March 2013

MIDDLE SCHOOL

Your demands for a cell phone louder, every day.

We visit high schools, girls parade in a yard of fabric

that doesn’t cover their nubility.

Boys look at them and you without blinking, as if it’s their

entitlement. The trouble with biology is that it starts early

and never stops.

 

Like that fish in the ocean’s abyss that bites the larger female’s

belly from underneath, sometimes for a week, until he’s

permanently attached. There he stays, the rest of his life,

feeding from her, and in return she gets his sperm for new life.

He looks like a rudder, a small appendage underneath.

 

This middle time, between your total innocence and what’s

to come, these fawning boys, their stories biting, sucking,

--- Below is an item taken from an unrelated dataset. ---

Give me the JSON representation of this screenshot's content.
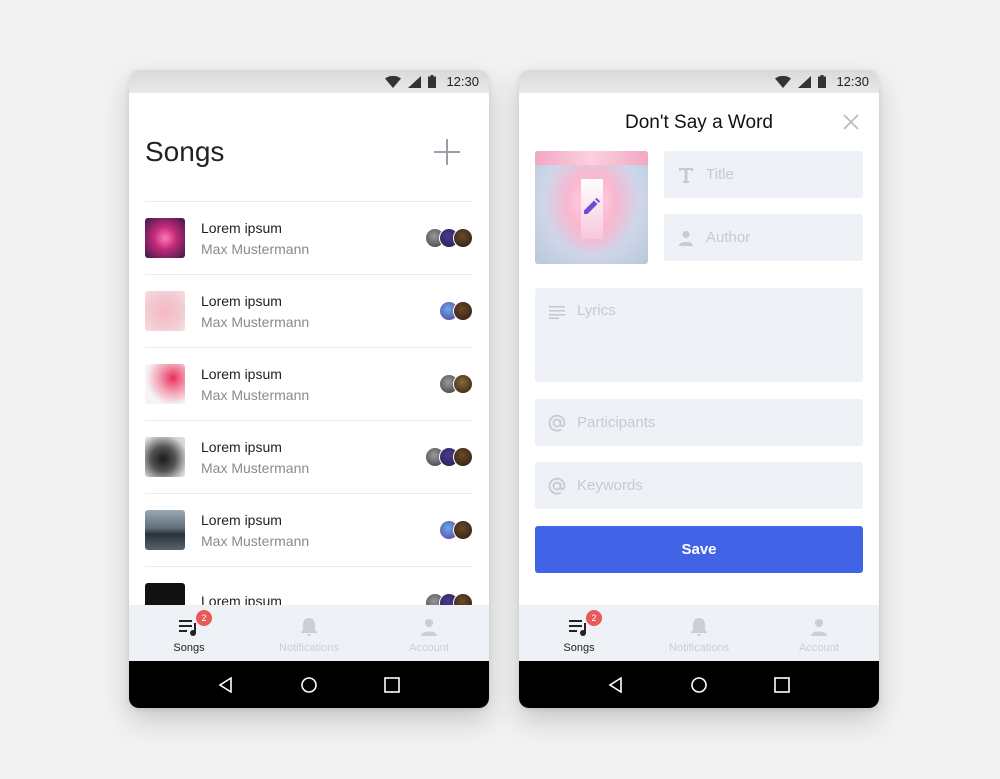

your skin, precious in its unknowing, ripe red plum, all colors

of yellow-red and orange, as if the sun shone just on you.

Your hair brown and blond, cascades to your waist, shining

on this autumn day, as if this could be enough.